  • Gather your bathing equipment – face clothes, cotton pads, cotton buds, a comb and an empty cup and place next to your tub (preferably your dominant hand side where you can reach whilst also holding your baby)
  • Gather your after bath items and lay them next to a changing mat (either next to your tub or in your normal changing area) – you’ll need a nappy, clothing for after the bath, any oils, creams & moisturisers.

Now your tub is ready to be filled! 

  • It’s easier to fill a jug or bowl and then pour that into the tub
  • Water needs to be 37 degrees (body temperature) and test the temperature with your elbow (or use a bath thermometer!)
  • Fill the tub between 2-3 inches with water
  • Use your spare cup to take a little of the water out

When bathing your newborn, it’s best to start from the top and end with the bottom!


The temperature for a babies bath should be 37 degrees (body temperature)


When bathing your newborn, it’s best to start from the top and end with the bottom! 

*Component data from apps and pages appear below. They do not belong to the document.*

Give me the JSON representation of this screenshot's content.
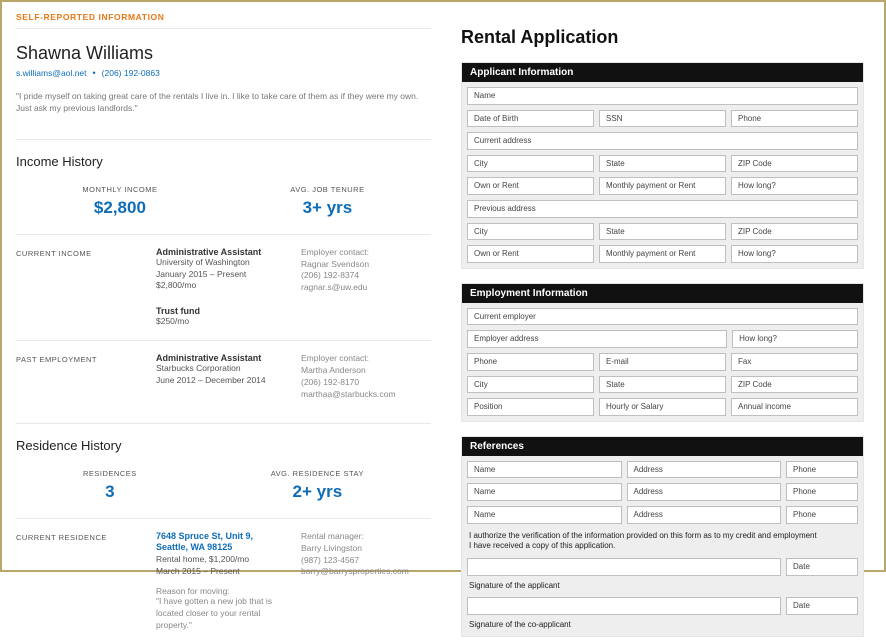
{
  "left": {
    "headerTag": "SELF-REPORTED INFORMATION",
    "name": "Shawna Williams",
    "email": "s.williams@aol.net",
    "phone": "(206) 192-0863",
    "quote": "\"I pride myself on taking great care of the rentals I live in. I like to take care of them as if they were my own. Just ask my previous landlords.\"",
    "income": {
      "heading": "Income History",
      "stats": {
        "monthlyLabel": "MONTHLY INCOME",
        "monthlyValue": "$2,800",
        "tenureLabel": "AVG. JOB TENURE",
        "tenureValue": "3+ yrs"
      },
      "current": {
        "label": "CURRENT INCOME",
        "job1": {
          "title": "Administrative Assistant",
          "org": "University of Washington",
          "dates": "January 2015 – Present",
          "amount": "$2,800/mo"
        },
        "job2": {
          "title": "Trust fund",
          "amount": "$250/mo"
        },
        "contactLabel": "Employer contact:",
        "contactName": "Ragnar Svendson",
        "contactPhone": "(206) 192-8374",
        "contactEmail": "ragnar.s@uw.edu"
      },
      "past": {
        "label": "PAST EMPLOYMENT",
        "title": "Administrative Assistant",
        "org": "Starbucks Corporation",
        "dates": "June 2012 – December 2014",
        "contactLabel": "Employer contact:",
        "contactName": "Martha Anderson",
        "contactPhone": "(206) 192-8170",
        "contactEmail": "marthaa@starbucks.com"
      }
    },
    "residence": {
      "heading": "Residence History",
      "stats": {
        "countLabel": "RESIDENCES",
        "countValue": "3",
        "stayLabel": "AVG. RESIDENCE STAY",
        "stayValue": "2+ yrs"
      },
      "current": {
        "label": "CURRENT RESIDENCE",
        "addr1": "7648 Spruce St, Unit 9,",
        "addr2": "Seattle, WA 98125",
        "sub": "Rental home, $1,200/mo",
        "dates": "March 2015 – Present",
        "reasonLabel": "Reason for moving:",
        "reasonText": "\"I have gotten a new job that is located closer to your rental property.\"",
        "contactLabel": "Rental manager:",
        "contactName": "Barry Livingston",
        "contactPhone": "(987) 123-4567",
        "contactEmail": "barry@barrysproperties.com"
      }
    }
  },
  "right": {
    "title": "Rental Application",
    "sections": {
      "applicant": {
        "heading": "Applicant Information",
        "f": {
          "name": "Name",
          "dob": "Date of Birth",
          "ssn": "SSN",
          "phone": "Phone",
          "currAddr": "Current address",
          "city": "City",
          "state": "State",
          "zip": "ZIP Code",
          "ownRent": "Own or Rent",
          "payment": "Monthly payment or Rent",
          "howLong": "How long?",
          "prevAddr": "Previous address"
        }
      },
      "employment": {
        "heading": "Employment Information",
        "f": {
          "emp": "Current employer",
          "empAddr": "Employer address",
          "howLong": "How long?",
          "phone": "Phone",
          "email": "E-mail",
          "fax": "Fax",
          "city": "City",
          "state": "State",
          "zip": "ZIP Code",
          "position": "Position",
          "hourly": "Hourly or Salary",
          "annual": "Annual income"
        }
      },
      "refs": {
        "heading": "References",
        "f": {
          "name": "Name",
          "address": "Address",
          "phone": "Phone"
        },
        "auth1": "I authorize the verification of the information provided on this form as to my credit and employment",
        "auth2": "I have received a copy of this application.",
        "sigApp": "Signature of the applicant",
        "sigCo": "Signature of the co-applicant",
        "date": "Date"
      }
    }
  }
}
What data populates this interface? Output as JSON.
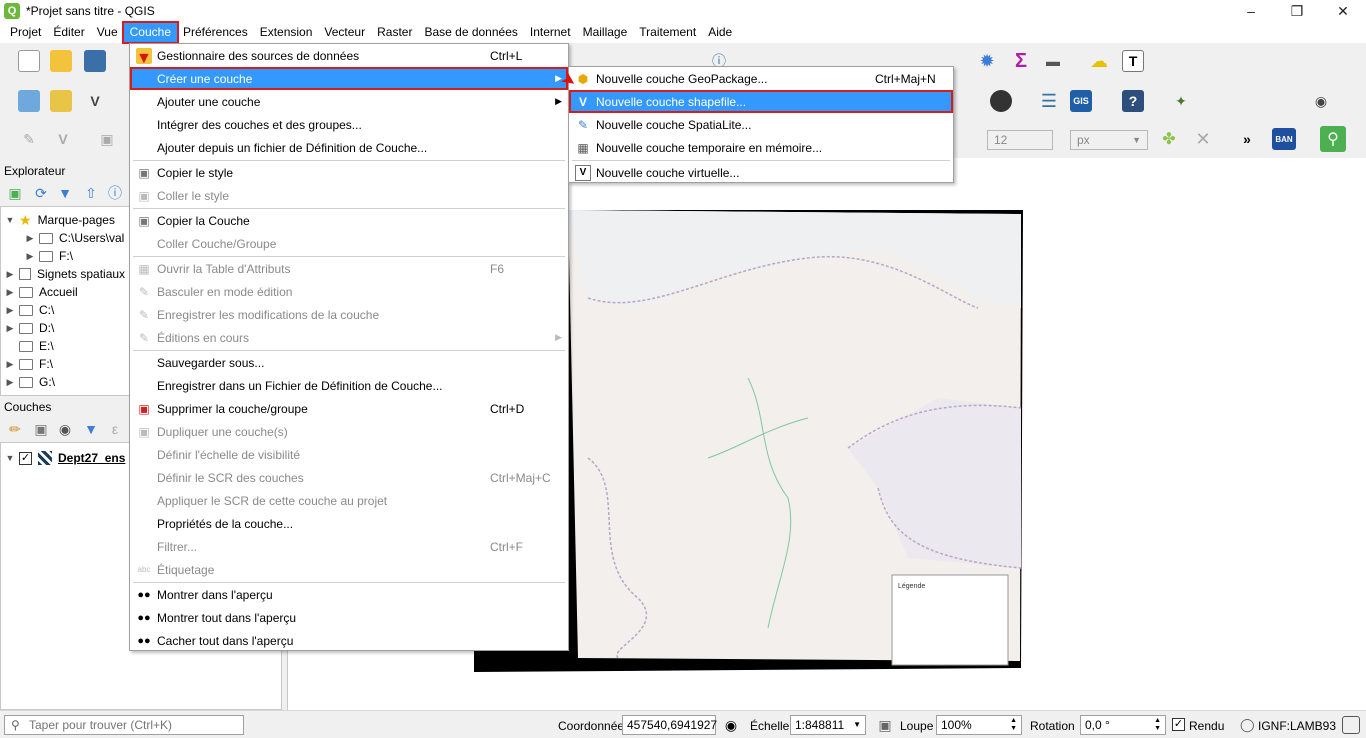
{
  "window": {
    "title": "*Projet sans titre - QGIS",
    "app_icon": "qgis-icon",
    "controls": [
      "minimize",
      "maximize",
      "close"
    ]
  },
  "menubar": {
    "items": [
      "Projet",
      "Éditer",
      "Vue",
      "Couche",
      "Préférences",
      "Extension",
      "Vecteur",
      "Raster",
      "Base de données",
      "Internet",
      "Maillage",
      "Traitement",
      "Aide"
    ],
    "active": "Couche"
  },
  "couche_menu": {
    "items": [
      {
        "label": "Gestionnaire des sources de données",
        "shortcut": "Ctrl+L",
        "icon": "data-source-manager-icon"
      },
      {
        "label": "Créer une couche",
        "submenu": true,
        "highlighted": true
      },
      {
        "label": "Ajouter une couche",
        "submenu": true
      },
      {
        "label": "Intégrer des couches et des groupes..."
      },
      {
        "label": "Ajouter depuis un fichier de Définition de Couche..."
      },
      {
        "label": "Copier le style",
        "icon": "copy-style-icon"
      },
      {
        "label": "Coller le style",
        "disabled": true,
        "icon": "paste-style-icon"
      },
      {
        "label": "Copier la Couche",
        "icon": "copy-layer-icon"
      },
      {
        "label": "Coller Couche/Groupe",
        "disabled": true
      },
      {
        "label": "Ouvrir la Table d'Attributs",
        "shortcut": "F6",
        "disabled": true,
        "icon": "attribute-table-icon"
      },
      {
        "label": "Basculer en mode édition",
        "disabled": true,
        "icon": "pencil-icon"
      },
      {
        "label": "Enregistrer les modifications de la couche",
        "disabled": true,
        "icon": "save-edits-icon"
      },
      {
        "label": "Éditions en cours",
        "disabled": true,
        "submenu": true,
        "icon": "edits-icon"
      },
      {
        "label": "Sauvegarder sous..."
      },
      {
        "label": "Enregistrer dans un Fichier de Définition de Couche..."
      },
      {
        "label": "Supprimer la couche/groupe",
        "shortcut": "Ctrl+D",
        "icon": "remove-layer-icon"
      },
      {
        "label": "Dupliquer une couche(s)",
        "disabled": true,
        "icon": "duplicate-layer-icon"
      },
      {
        "label": "Définir l'échelle de visibilité",
        "disabled": true
      },
      {
        "label": "Définir le SCR des couches",
        "shortcut": "Ctrl+Maj+C",
        "disabled": true
      },
      {
        "label": "Appliquer le SCR de cette couche au projet",
        "disabled": true
      },
      {
        "label": "Propriétés de la couche..."
      },
      {
        "label": "Filtrer...",
        "shortcut": "Ctrl+F",
        "disabled": true
      },
      {
        "label": "Étiquetage",
        "disabled": true,
        "icon": "label-icon"
      },
      {
        "label": "Montrer dans l'aperçu",
        "icon": "overview-show-icon"
      },
      {
        "label": "Montrer tout dans l'aperçu",
        "icon": "overview-all-icon"
      },
      {
        "label": "Cacher tout dans l'aperçu",
        "icon": "overview-hide-icon"
      }
    ]
  },
  "create_submenu": {
    "items": [
      {
        "label": "Nouvelle couche GeoPackage...",
        "shortcut": "Ctrl+Maj+N",
        "icon": "geopackage-icon"
      },
      {
        "label": "Nouvelle couche shapefile...",
        "highlighted": true,
        "icon": "shapefile-icon"
      },
      {
        "label": "Nouvelle couche SpatiaLite...",
        "icon": "spatialite-icon"
      },
      {
        "label": "Nouvelle couche temporaire en mémoire...",
        "icon": "memory-layer-icon"
      },
      {
        "label": "Nouvelle couche virtuelle...",
        "icon": "virtual-layer-icon"
      }
    ]
  },
  "browser": {
    "title": "Explorateur",
    "items": [
      {
        "label": "Marque-pages",
        "level": 0,
        "icon": "star-icon",
        "expanded": true
      },
      {
        "label": "C:\\Users\\val",
        "level": 1,
        "icon": "folder-icon"
      },
      {
        "label": "F:\\",
        "level": 1,
        "icon": "folder-icon"
      },
      {
        "label": "Signets spatiaux",
        "level": 0,
        "icon": "spatial-bookmark-icon"
      },
      {
        "label": "Accueil",
        "level": 0,
        "icon": "folder-icon"
      },
      {
        "label": "C:\\",
        "level": 0,
        "icon": "folder-icon"
      },
      {
        "label": "D:\\",
        "level": 0,
        "icon": "folder-icon"
      },
      {
        "label": "E:\\",
        "level": 0,
        "icon": "folder-icon"
      },
      {
        "label": "F:\\",
        "level": 0,
        "icon": "folder-icon"
      },
      {
        "label": "G:\\",
        "level": 0,
        "icon": "folder-icon"
      }
    ]
  },
  "layers": {
    "title": "Couches",
    "items": [
      {
        "label": "Dept27_ens",
        "checked": true,
        "icon": "raster-layer-icon"
      }
    ]
  },
  "toolbar": {
    "font_size_value": "12",
    "font_unit_value": "px",
    "ban_label": "BAN",
    "more_label": "»"
  },
  "statusbar": {
    "search_placeholder": "Taper pour trouver (Ctrl+K)",
    "coord_label": "Coordonnée",
    "coord_value": "457540,6941927",
    "scale_label": "Échelle",
    "scale_value": "1:848811",
    "zoom_label": "Loupe",
    "zoom_value": "100%",
    "rotation_label": "Rotation",
    "rotation_value": "0,0 °",
    "render_label": "Rendu",
    "render_checked": true,
    "crs_label": "IGNF:LAMB93"
  },
  "colors": {
    "accent": "#3399ff",
    "highlight_outline": "#d81b1b"
  }
}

Eyes: You should use that cup of water to clean your baby’s eyes first. This way it is fresh water. Take a cotton pad, squeeze out excess water and clean your baby’s eye from inner to outer eye. Dispose of the cotton pad and use a different one for the second eye. This way you avoid infections. 

Ears: Ears should be cleaned around the top and back. You can use a cotton bud, but you must not clean inside the ear (drum area).

Face/Body: Use a flannel/washcloth to clean around your baby’s face (avoiding their eyes), under their chin, and the rest of their body. Remember to get between the rolls and the fingers and toes! 

Genitals: Leave this area until last and use the flannel to wash from front to back to avoid any urinary infections.

You can take your baby out of the bath if they are becoming tired, overstimulated or if they are not enjoying it! Wrap them in the towel and then hold them in a football clutch hold to wash their hair

Hair/Scalp: Even babies without hair need a little scalp stimulation to help with cradle cap! Use your cup to pour a little water on their head. Gently massage the scalp and comb for stimulation. Doing it this way avoids water going in the baby’s eyes and helping avoid infections. 

Your baby is now ready to be dried and dressed!

When drying, pat the skin dry as rubbing may cause irritation. Remember to get in between those rolls, under that neck and between their fingers and toes!  

Additional tips!


  • You only need to bathe your baby 2-3 times a week! Bathing them every day can dry out their skin. Alternate between bathing and top and tailing (where you clean the main baby areas while they lie naked on a towel, rather than in a bath)
  • Moisturisers shouldn’t be needed during the first 12 weeks. Try using oils such as coconut or sunflower on any dry patches of skin
  • The same with nappy cream. It’s great to provide a barrier after bath time, but you don’t need to use it on every nappy change
  • If your baby dislikes the bath, it could be down to being cold. Place a washcloth on their tummy whilst in the tub and keep pouring water on it to keep them warm.
  • If they still don’t enjoy it, keep Bath times short!
  • Let them have some ‘nappy off’ time before the bath (lay them on a towel or open nappy to catch any accidents!)
  • Cutting your baby’s nails can be easier after a bath as they are softer!

Enjoy! Bath time can be fun! And as they get older, you can take them in the bath with you (much easier with another adult present to help when it’s time to come out!) and introduce some toys!